Yeah, that waiting thing seems pretty common these days. I know my company has one. You're eligible for benefits only after you've worked there 90 days. COBRA's window is something like 60 or 70 days (can't remember which) so yes, there's a really frustrating gap there. We still have a little time (although not much) to see if we can get Jason covered for that two or three weeks. I'm sure that will take a nice dent out of something else we'd like to save for.

There is something so profoundly different about feeling like your insurance is going to actually prove helpful to you. I've been on a number of different plans now. I've been on the fifteen rounds of phone calls trying to get a doctor's appointment and being barred by my insurance plan. I've been on plans so disorganized that it's little wonder that their overhead is so exhorbitant.

Lately things have gotten much better for me; when we were recently acquired, we adopted our parent company's insurance policy. It is measurably better than our old one. For one thing, our parent company (who, by the way, is not a US company, they're based in Norway) pays for 75% of our insurance costs; we used to have 50% covered which was still better than what most people get. Second, we have a vision and dental plan which, this year alone, have reduced my out of pocket expense for those two services from a combined $1200 to about $250. Factor in that I pay about $12/month for the two plans and that's a hell of a deal.

I pay more now for a PPO because I have no choice (since we're out of state from CA I can't go on an HMO). And thank god for that. The PPO is significantly better in terms of red tape and in terms of coverage.

Still, I am in a very small minority in terms of having so much of my insurance covered by my employer and being in a position where I can afford to pay for the PPO. The fact that the average working person or family in this country cannot afford adequate health insurance makes my blood boil. If we insist on living in a culture of fear, let's not be afraid that our neighbors are going to be reading books on terrorism and getting nasty ideas. Let's be afraid that if we cut our arm and it gets infected we might have to decide between medicine and food for a few months.

I just don't understand why America cannot get this right, not even a little. In one thread over at blurbomat there was a suggestion that we start letting Target and Walmart and Costco fight for our insurance business. Let companies who understand the economics of providing a service and profiting from that and building a viable business do this for a while. I realize that is a gross oversimplification of the problem, but I hardly think letting health care go fully and officially consumer based could make the situation any worse.
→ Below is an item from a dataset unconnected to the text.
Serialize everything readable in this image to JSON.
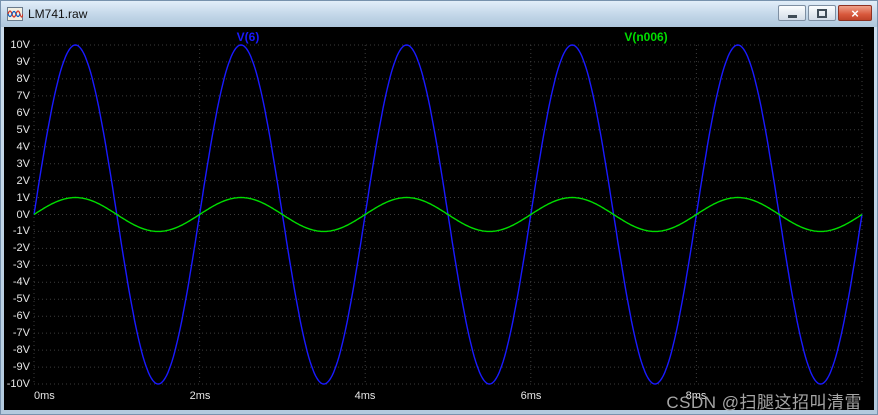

Transient Gadfly said...

I read that New Yorker thing and came away with this warm fuzzy feeling because it was an actual debate between two intelligent people who recognized that the other person might conceivably have a valid point of view. Of course, that dialog occurred in 2000. Hmm...what other event could have occurred after 2000 that somehow changed the character of the debate over issues that affect us as a people? If only there were some watershed moment you could point to where the political debate suddenly devolved into an endless stream of propaganda designed to drown out any kind of formulated reason. Oh well.